--- Saved entries ---

★ ★ ★ ★ ★

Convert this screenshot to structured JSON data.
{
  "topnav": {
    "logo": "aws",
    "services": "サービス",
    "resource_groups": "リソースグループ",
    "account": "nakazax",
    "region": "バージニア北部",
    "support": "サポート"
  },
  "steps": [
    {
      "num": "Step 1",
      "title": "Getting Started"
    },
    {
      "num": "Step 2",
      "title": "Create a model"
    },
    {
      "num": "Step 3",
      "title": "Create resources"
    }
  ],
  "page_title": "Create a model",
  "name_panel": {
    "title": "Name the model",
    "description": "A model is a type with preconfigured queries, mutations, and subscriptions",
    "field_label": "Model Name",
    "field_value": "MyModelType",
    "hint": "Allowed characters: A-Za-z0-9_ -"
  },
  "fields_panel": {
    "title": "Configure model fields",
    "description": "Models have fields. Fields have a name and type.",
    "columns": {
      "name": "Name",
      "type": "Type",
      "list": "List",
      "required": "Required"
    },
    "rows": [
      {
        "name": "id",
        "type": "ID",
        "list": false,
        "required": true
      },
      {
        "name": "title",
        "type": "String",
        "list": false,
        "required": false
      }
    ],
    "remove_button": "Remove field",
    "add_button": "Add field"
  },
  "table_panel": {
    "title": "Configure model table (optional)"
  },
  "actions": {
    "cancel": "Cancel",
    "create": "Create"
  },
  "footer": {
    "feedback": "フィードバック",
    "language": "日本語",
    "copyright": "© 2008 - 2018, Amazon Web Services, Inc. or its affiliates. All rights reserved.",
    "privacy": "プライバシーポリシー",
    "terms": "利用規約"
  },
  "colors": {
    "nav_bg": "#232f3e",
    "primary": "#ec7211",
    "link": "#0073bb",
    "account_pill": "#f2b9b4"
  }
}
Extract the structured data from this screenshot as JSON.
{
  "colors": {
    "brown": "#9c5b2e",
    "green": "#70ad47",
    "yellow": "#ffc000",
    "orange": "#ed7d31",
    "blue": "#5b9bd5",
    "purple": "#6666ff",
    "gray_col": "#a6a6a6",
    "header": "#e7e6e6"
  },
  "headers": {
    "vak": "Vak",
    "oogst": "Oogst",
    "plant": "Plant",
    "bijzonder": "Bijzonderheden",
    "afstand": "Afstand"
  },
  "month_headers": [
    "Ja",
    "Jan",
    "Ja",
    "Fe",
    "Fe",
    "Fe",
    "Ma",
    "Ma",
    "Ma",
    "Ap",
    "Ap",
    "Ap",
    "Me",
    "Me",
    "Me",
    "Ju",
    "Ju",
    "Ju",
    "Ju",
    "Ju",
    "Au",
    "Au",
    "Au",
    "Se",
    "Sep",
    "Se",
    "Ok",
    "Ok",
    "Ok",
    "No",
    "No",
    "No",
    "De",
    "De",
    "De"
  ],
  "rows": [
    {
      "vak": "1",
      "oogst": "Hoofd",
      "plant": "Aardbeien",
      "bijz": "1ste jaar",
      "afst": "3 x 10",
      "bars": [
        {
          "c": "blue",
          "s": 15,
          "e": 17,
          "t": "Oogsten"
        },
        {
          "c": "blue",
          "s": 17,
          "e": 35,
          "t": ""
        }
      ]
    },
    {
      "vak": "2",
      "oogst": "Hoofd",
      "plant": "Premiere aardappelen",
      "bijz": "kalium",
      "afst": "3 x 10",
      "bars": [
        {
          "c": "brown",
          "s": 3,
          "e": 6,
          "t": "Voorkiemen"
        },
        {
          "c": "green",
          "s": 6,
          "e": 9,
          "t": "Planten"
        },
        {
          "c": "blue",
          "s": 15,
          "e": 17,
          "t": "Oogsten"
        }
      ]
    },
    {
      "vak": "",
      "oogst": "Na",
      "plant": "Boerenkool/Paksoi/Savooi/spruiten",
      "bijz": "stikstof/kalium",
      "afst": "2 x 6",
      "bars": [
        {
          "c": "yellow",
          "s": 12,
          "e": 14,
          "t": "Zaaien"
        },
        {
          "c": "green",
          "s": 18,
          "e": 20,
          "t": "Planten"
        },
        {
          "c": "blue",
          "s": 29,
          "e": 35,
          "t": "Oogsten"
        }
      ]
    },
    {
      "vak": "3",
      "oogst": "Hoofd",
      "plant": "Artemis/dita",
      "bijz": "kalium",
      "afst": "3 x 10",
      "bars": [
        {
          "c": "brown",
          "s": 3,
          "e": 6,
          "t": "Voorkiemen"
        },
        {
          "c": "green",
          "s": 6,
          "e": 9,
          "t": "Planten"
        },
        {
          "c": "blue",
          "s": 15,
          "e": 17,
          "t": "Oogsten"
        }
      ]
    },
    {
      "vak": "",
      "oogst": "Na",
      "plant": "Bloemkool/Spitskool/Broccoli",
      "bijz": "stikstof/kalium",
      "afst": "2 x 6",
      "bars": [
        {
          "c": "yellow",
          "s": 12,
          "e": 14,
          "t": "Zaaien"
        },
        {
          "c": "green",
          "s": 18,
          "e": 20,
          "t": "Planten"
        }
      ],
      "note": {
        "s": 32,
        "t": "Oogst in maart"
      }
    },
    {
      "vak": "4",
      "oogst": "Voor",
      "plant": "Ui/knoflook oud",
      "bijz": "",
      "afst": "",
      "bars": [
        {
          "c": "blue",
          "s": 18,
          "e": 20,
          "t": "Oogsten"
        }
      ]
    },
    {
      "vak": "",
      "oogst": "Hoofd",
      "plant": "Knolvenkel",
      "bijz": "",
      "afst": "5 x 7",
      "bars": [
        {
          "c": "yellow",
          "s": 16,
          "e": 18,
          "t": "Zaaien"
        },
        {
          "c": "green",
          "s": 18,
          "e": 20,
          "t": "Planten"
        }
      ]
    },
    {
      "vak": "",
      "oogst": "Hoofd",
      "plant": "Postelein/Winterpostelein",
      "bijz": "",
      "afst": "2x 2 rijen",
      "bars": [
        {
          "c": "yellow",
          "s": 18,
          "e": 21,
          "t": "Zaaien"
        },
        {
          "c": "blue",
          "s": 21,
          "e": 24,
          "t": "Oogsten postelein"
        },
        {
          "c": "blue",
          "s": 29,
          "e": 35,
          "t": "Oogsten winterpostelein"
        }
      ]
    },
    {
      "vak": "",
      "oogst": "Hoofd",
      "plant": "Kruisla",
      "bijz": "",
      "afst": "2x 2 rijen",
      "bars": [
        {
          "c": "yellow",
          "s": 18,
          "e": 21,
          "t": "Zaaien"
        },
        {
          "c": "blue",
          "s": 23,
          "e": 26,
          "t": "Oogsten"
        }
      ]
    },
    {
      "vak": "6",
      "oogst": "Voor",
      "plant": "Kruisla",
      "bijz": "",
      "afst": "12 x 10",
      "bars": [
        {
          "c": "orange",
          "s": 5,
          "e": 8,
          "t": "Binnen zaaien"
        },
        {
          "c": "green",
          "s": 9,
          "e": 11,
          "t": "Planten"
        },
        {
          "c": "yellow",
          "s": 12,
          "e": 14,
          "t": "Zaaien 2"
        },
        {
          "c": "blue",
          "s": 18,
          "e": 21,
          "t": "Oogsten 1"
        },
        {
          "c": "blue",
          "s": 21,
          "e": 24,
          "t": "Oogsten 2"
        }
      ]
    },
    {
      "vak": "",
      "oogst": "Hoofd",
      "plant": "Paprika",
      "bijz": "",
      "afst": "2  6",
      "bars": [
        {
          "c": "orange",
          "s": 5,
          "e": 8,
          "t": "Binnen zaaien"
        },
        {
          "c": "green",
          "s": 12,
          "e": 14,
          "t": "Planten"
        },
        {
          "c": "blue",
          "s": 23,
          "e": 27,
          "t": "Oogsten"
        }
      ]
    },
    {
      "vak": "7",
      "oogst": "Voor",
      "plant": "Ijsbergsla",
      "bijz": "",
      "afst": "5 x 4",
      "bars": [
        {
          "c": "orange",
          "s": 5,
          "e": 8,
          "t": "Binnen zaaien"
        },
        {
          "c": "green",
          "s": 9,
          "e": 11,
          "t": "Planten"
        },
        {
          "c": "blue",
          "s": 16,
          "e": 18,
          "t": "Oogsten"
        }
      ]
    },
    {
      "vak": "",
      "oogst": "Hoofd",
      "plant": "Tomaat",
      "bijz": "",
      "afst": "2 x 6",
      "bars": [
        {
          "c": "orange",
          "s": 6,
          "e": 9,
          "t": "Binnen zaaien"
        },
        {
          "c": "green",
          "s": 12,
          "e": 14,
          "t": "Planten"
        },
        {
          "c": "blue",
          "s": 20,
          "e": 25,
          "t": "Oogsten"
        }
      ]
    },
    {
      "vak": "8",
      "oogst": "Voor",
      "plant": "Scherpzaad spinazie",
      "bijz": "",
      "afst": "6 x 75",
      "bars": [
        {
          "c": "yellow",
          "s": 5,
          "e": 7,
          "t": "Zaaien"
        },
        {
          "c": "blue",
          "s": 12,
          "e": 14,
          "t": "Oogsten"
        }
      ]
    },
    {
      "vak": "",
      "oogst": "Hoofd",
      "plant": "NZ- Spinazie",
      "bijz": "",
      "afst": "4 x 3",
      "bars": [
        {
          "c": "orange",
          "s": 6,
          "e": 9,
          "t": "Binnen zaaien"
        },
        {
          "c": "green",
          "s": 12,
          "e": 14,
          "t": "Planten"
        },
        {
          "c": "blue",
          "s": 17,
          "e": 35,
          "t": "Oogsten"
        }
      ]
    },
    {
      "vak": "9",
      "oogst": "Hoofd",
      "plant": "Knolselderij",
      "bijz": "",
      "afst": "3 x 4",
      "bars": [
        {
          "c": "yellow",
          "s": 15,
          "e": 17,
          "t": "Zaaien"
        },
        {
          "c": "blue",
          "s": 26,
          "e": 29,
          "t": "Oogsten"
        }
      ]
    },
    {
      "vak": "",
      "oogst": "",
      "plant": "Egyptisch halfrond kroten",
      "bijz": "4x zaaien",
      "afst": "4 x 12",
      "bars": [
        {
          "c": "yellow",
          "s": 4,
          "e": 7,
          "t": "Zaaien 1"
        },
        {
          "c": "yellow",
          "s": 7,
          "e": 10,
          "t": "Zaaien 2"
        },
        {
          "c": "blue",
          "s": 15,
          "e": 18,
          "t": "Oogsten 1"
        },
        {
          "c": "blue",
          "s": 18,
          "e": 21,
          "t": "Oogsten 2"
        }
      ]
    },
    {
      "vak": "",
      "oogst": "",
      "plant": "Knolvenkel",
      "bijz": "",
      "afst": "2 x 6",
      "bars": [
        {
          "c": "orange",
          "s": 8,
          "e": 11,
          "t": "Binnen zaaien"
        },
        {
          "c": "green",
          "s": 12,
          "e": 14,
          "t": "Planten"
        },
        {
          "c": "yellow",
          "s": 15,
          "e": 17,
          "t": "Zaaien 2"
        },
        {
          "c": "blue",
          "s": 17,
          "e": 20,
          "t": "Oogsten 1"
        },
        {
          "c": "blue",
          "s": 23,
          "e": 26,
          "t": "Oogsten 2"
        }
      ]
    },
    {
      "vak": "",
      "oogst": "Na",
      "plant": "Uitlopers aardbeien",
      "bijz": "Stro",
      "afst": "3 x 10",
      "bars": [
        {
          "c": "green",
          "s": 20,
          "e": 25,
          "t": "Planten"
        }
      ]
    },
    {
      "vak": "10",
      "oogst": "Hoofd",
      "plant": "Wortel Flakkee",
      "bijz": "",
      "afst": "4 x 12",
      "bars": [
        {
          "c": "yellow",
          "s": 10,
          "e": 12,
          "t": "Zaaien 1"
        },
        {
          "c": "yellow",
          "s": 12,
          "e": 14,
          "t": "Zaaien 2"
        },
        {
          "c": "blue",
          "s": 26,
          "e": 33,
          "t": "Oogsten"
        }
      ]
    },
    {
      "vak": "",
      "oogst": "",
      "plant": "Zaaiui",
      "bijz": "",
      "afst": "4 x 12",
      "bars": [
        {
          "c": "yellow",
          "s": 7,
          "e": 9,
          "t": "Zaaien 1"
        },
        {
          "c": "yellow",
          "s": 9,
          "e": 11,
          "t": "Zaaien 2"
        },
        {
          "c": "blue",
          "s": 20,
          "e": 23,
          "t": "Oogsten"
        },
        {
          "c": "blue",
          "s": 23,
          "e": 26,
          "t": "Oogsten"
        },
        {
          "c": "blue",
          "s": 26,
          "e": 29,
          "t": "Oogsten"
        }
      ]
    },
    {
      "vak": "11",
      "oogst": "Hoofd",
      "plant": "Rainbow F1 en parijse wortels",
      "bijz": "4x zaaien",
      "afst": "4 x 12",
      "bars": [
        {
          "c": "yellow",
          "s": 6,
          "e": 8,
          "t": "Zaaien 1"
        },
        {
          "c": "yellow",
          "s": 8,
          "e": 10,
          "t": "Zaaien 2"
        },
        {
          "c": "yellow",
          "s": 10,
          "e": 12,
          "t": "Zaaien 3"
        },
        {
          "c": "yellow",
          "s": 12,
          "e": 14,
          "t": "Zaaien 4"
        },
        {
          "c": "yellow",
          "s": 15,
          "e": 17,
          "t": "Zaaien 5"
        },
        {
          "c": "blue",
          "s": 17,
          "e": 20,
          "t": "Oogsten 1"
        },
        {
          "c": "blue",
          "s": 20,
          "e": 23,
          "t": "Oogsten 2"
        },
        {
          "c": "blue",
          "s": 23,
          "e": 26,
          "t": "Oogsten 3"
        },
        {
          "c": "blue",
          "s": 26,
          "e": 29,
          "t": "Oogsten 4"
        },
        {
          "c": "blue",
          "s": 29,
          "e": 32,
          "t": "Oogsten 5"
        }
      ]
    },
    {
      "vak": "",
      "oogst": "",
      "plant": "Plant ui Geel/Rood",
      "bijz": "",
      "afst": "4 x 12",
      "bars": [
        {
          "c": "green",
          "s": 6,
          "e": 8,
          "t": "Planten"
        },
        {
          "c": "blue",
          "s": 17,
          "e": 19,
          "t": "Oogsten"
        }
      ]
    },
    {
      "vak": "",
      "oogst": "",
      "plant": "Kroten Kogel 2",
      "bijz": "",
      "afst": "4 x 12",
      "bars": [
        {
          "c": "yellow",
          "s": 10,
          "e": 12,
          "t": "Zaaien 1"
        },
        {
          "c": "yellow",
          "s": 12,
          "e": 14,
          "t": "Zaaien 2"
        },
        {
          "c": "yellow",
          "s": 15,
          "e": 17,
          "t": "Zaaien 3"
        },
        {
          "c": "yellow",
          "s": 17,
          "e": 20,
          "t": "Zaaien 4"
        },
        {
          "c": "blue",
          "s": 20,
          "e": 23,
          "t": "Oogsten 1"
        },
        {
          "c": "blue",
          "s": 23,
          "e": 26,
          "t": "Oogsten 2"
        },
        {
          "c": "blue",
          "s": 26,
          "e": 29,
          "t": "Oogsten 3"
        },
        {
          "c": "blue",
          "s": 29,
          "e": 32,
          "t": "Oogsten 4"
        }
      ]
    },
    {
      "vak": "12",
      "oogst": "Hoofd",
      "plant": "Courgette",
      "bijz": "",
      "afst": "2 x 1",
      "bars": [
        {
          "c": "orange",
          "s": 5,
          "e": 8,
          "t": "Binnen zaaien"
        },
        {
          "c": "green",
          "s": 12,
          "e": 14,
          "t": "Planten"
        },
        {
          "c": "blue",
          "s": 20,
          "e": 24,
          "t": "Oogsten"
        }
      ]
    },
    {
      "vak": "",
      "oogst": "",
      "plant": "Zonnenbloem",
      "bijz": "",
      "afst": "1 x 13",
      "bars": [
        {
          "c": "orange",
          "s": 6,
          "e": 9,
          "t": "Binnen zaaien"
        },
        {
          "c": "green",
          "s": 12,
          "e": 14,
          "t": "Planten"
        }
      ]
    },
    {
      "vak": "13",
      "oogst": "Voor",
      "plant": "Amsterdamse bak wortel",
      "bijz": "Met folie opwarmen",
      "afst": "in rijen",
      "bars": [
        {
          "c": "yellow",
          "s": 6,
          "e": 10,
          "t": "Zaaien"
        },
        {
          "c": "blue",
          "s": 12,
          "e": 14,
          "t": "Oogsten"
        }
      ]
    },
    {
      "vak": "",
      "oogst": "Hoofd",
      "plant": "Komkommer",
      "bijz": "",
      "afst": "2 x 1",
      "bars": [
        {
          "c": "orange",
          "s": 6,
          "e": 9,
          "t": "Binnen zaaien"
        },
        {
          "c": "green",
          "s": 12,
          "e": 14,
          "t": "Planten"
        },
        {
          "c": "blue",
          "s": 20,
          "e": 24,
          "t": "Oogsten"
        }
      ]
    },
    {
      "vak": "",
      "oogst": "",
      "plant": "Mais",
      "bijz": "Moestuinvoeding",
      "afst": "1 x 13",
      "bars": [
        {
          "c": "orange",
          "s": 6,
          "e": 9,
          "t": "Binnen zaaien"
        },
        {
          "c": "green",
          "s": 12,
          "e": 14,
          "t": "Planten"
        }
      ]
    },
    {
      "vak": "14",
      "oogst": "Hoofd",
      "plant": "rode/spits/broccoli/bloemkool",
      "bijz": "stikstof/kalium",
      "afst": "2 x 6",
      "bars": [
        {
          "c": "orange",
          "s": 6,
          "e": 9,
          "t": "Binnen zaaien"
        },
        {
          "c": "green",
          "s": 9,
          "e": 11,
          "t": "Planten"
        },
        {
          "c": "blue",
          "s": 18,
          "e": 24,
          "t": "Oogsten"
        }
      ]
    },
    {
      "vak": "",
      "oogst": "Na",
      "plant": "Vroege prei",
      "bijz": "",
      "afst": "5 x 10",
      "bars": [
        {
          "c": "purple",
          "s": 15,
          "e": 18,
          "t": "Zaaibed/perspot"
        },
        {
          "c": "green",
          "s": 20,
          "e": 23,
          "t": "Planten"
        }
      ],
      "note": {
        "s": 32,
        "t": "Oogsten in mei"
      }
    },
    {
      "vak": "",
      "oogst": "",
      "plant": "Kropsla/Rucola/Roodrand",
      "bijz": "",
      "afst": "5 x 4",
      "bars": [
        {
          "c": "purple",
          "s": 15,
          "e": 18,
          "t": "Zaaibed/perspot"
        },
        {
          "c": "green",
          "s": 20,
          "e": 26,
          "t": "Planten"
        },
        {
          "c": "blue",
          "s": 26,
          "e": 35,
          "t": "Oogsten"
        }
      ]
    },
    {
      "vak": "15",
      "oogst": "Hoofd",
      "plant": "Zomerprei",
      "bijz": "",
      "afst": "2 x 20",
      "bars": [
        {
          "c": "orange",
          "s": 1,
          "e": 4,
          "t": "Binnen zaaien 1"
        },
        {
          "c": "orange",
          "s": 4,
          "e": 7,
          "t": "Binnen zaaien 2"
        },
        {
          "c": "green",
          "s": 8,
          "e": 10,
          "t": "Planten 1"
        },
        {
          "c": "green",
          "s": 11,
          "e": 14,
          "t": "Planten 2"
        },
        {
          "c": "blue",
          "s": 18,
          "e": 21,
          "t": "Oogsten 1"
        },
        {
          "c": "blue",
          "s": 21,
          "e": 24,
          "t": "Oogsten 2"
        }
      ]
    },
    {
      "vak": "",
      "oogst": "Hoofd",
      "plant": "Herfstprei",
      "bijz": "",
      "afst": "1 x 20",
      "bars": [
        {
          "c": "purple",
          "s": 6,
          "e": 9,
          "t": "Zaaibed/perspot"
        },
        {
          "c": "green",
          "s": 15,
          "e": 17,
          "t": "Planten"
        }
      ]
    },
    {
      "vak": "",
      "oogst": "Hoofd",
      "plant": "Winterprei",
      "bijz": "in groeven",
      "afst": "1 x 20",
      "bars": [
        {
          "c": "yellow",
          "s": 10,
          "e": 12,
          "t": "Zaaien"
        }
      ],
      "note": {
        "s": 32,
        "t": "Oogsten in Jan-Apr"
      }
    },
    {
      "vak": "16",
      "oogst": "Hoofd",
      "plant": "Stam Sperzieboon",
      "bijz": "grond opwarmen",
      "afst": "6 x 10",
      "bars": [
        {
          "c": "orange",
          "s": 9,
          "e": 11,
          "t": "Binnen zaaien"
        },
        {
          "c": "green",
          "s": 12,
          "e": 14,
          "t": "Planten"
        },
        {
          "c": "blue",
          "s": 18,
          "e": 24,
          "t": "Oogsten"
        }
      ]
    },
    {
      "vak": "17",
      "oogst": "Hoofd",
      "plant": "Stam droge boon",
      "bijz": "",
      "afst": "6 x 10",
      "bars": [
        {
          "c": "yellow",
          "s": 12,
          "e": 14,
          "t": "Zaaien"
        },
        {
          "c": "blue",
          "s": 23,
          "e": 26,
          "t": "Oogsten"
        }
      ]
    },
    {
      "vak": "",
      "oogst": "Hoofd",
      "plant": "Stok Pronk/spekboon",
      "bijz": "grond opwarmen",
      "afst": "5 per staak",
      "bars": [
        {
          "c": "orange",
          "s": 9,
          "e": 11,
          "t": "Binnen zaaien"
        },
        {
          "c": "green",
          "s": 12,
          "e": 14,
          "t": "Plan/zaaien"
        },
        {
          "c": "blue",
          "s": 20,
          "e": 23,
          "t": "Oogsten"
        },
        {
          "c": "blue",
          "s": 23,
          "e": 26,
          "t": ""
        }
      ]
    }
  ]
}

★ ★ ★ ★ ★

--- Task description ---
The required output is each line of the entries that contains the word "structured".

--- Task output ---
Convert this screenshot to structured JSON data.
Extract the structured data from this screenshot as JSON.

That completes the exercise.